4. Appetite for Risk
Purpose is more important than the final gains for creative intellectuals – the journey is the reward. The desire to experiment and be open to learning new things tempts creative people to put everything at stake in order to discover the outcome.
Image source: AZ Quotes
They find happiness in challenging themselves and seeking novel experiences. However, for a business, devising an entirely new marketing plan, pitching new products, or targeting a new client base can quickly turn into a financial risk.
As the leader responsible for the bottom line, risk assessment and project evaluation are key to strategic decision making. It will be crucial for you to effectively balance the risks with the gains. At times it will become necessary to increase budgets or conversely, put projects on the shelf depending on the situation.
You may even need to be or hire a moderator to bridge the gap between creative risktakers and finance personnel. The likelihood of disputes can result in attrition rates and disdain towards the central leadership of the organization.
I can explain this better with the following example: One cannot explain the work of a painter to a finance executive or lawyer unless they are curators. The manager’s role in a creativity-based department is also similar to a curator in this sense.
You require the ability to trust in your creatives’ vision and take risks. You will also need to communicate with other members of the organization and explain potential, progress and other aspects of work.
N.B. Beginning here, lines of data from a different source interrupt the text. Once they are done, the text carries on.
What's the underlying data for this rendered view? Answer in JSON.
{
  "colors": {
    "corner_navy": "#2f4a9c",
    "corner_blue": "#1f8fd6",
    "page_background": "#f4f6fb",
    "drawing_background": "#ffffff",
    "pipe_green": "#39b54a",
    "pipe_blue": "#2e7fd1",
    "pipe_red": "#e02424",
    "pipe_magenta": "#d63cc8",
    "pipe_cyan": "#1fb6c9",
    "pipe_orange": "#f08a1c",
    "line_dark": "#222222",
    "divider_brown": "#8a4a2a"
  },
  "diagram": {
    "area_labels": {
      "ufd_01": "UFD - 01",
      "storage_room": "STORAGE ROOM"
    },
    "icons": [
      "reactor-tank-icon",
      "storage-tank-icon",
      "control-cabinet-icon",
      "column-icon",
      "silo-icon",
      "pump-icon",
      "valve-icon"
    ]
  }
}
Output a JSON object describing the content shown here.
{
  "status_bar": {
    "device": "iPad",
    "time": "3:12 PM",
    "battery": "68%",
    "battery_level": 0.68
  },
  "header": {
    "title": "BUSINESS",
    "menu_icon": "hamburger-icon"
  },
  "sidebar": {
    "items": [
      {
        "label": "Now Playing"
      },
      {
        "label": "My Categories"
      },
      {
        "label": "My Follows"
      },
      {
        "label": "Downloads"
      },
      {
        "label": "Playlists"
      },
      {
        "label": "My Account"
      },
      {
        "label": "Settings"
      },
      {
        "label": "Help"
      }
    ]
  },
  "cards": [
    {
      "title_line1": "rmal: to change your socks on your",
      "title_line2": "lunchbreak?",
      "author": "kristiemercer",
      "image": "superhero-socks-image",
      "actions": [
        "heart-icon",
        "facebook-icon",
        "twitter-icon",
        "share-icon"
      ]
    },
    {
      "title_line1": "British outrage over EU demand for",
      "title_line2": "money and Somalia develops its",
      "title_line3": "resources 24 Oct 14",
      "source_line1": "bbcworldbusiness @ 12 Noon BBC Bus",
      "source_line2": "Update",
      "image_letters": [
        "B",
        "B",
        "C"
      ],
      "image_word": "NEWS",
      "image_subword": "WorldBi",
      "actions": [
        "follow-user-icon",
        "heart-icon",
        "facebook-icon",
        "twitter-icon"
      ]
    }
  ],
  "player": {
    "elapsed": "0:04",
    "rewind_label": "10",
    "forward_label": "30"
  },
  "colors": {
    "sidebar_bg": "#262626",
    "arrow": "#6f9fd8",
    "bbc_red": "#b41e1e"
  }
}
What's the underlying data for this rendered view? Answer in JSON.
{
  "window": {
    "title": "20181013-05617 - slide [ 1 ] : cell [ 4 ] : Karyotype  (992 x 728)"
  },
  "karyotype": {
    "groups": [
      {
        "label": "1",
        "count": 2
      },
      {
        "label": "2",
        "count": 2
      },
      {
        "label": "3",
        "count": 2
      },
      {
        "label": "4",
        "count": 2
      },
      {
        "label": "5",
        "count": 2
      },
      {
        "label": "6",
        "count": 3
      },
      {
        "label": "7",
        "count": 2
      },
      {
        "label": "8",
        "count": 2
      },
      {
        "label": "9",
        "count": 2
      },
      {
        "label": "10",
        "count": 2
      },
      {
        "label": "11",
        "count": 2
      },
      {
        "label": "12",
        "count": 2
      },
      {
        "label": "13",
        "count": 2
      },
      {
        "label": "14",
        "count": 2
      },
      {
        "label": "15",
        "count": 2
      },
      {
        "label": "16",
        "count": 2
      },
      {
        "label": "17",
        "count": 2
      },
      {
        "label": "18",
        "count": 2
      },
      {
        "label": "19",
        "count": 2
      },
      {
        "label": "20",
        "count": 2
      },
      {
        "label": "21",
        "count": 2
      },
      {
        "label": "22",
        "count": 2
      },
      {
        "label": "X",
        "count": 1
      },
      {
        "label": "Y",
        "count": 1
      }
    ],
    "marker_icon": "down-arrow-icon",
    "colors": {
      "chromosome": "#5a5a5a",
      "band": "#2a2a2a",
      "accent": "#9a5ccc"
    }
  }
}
5. Ethical Conservativeness
Creatives approach every situation with a sense of ideological radicalism. Especially in the field of marketing and branding, devising out of the box strategies is a vital business requirement.
It is the sign of a great leader to identify potholes in the existing systems and contribute to the process of development. However, this should not be in the form of anti-establishment sentiments or a rebellion. It is indeed said that artists are rooted deeply in cultural and ethical values most of the time and try to add their contributions.
They are also ethically conservative when internal matters are concerned. Getting money in their accounts is not the final goal in their life, and anything that compromises values has a negative impact.
I think that appreciation of work also goes a long way in the creative community. As an artist myself, I find that there is plenty of emotions and personal attachment to our fields such that any attempt to dilute expression for anything immoral feels like corruption.
Consistency in moral standards and confirmation to the broader causes is a must-have for us.
6. Fluency in Communication
Creatives are pretty vocal about everything and will strive to communicate extensively. If you cannot openly talk to them, it is very much likely that you will be deemed to be anti-social. The typical corporate office politics is too shady to digest, and they will, therefore, prefer gaiety around their desks.
Usually, creatives aren’t much into the status quo. They consider the entire corporate culture as their enemy, which tries to shun their potential through rules and regulations. So, you’ll need strong communication skills to mediate between various internal entities.
Over To You
We need to understand that the very basics of leading people are based on understanding them. You cannot motivate people to work in a certain way without knowing what they thrive on and what will kill their passion and drive.
Most of the problems in formal environments with diversely skilled professionals arise when we don’t understand other people’s work and motivations. Hence, you can expect far better results at managerial positions by utilizing people who can learn quickly and act as active contributors.
I hope that this article will help you in developing the leadership traits which will help your creative business thrive.
About the author: Divyang Metaliya is a Business Consultant at FactoHR,, an India-based HR and Payroll Software solution provider. He is a creative business strategist with more than 8 years of experience.